General  > The Links Between the Science and Food Industries


On NATIONAL PUBLIC RADIO's program "Morning Edition," Wednesday, May 17, 2000, journalist Rebecca Perl examined the links between the science and food industries. She interviewed various representatives of these industries but gave center stage to Dr. Neal Barnard of the Physician's Committee for Responsible Medicine.


Here are Dr. Barnard's remarks:


"The egg industry, the dairy industry, the meat industry, the olive oil industry -- they are all there. They've got money. And their biggest allies and best allies are scientists."


"We've seen studies with the egg industry where they have found results showing that if you have the occasional egg it doesn't really raise your cholesterol to any substantial degree. And that's true if you're following a typical fatty American diet -- an egg here, an egg there. What's the real difference? But on the other hand, if you take a person who isn't consuming a huge load of fat and cholesterol, those eggs really do affect your cholesterol."


"I think it's reasonable for industry to fund studies. They have the money. Why not plug it into some research to test whether or not their foods help or hurt. The problem is that there is tremendous pressure on a researcher to come up with industry friendly findings. If you don't, you're never going to get re-funded."


"The press release will usually say who paid for it (the study). But once it's reported on radio, on television, that may get lost. And what's remembered in the mind of the viewer, of the listener, of the reader, sometimes, is just what bottom line industry wanted you to have, and that it plugged in its PR machine to get into your mind."


Besides actually paying for studies, Barnard said industry "can also put you on a paid advisory board. It can pay for you to give a special lecture. It can send you on a nice trip. It can give you a consulting fee. And the bigger the industry, the more of these they do. And they go right to the top."


Ms. Perl ended the segment with coverage of Robert Cohen of the Dairy Education Board. She said that he confronted members of the advisory committee "armed with what he considered some damning connections between industry and members of the committee, that some were associated with the dairy industry in one way or another as lecturers, on advisory boards and through grants."


We heard from Dr. Cohen, "All connections to the dairy industry.
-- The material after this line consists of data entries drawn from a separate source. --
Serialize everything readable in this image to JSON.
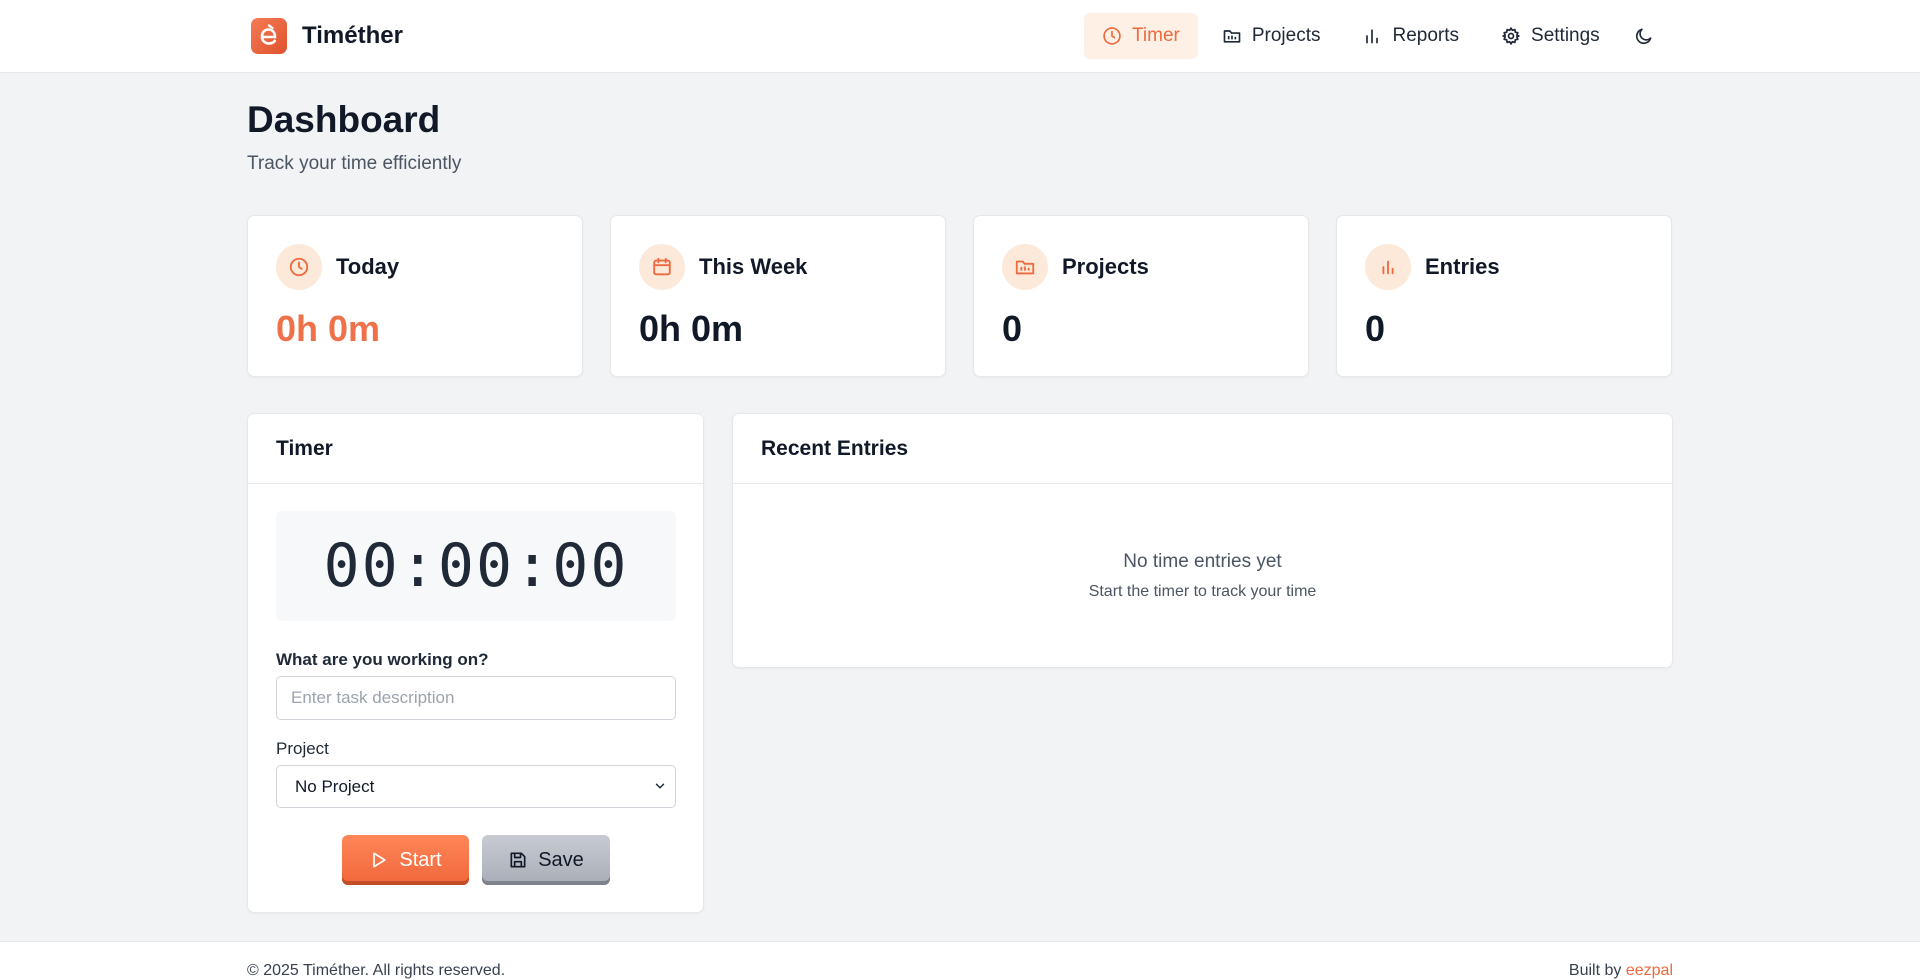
{
  "app": {
    "name": "Timéther"
  },
  "nav": {
    "items": [
      {
        "label": "Timer",
        "icon": "clock-icon",
        "active": true
      },
      {
        "label": "Projects",
        "icon": "folder-icon",
        "active": false
      },
      {
        "label": "Reports",
        "icon": "bar-chart-icon",
        "active": false
      },
      {
        "label": "Settings",
        "icon": "gear-icon",
        "active": false
      }
    ],
    "theme_toggle_icon": "moon-icon"
  },
  "page": {
    "title": "Dashboard",
    "subtitle": "Track your time efficiently"
  },
  "stats": [
    {
      "label": "Today",
      "value": "0h 0m",
      "icon": "clock-icon"
    },
    {
      "label": "This Week",
      "value": "0h 0m",
      "icon": "calendar-icon"
    },
    {
      "label": "Projects",
      "value": "0",
      "icon": "folder-icon"
    },
    {
      "label": "Entries",
      "value": "0",
      "icon": "bar-chart-icon"
    }
  ],
  "timer": {
    "title": "Timer",
    "display": "00:00:00",
    "task_label": "What are you working on?",
    "task_placeholder": "Enter task description",
    "task_value": "",
    "project_label": "Project",
    "project_selected": "No Project",
    "start_label": "Start",
    "save_label": "Save"
  },
  "recent": {
    "title": "Recent Entries",
    "empty_title": "No time entries yet",
    "empty_subtitle": "Start the timer to track your time"
  },
  "footer": {
    "copyright": "© 2025 Timéther. All rights reserved.",
    "built_by_prefix": "Built by",
    "built_by_link": "eezpal"
  },
  "colors": {
    "accent": "#ef6a3f",
    "accent_light": "#fde9d9",
    "background": "#f2f3f5"
  }
}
What's going on here? First part I want to tell you that we're not pleased about these conflicts of interests. I sat with the vice president of the United States and with Senator Barbara Boxer, and we're all not pleased. Can't you come up with a committee that doesn't have these conflicts?"


Perl's signoff remark was, "And this routine leaves one wondering: When the new dietary guidelines are announced later this month, will they reflect the best food science possible or has the science been tainted by business as usual?"


Please thank Rebecca Perl and Morning Edition (on behalf of millions of vegetarians in this country) for covering this important issue and for letting us hear from Dr. Neal Barnard. Comments can be sent to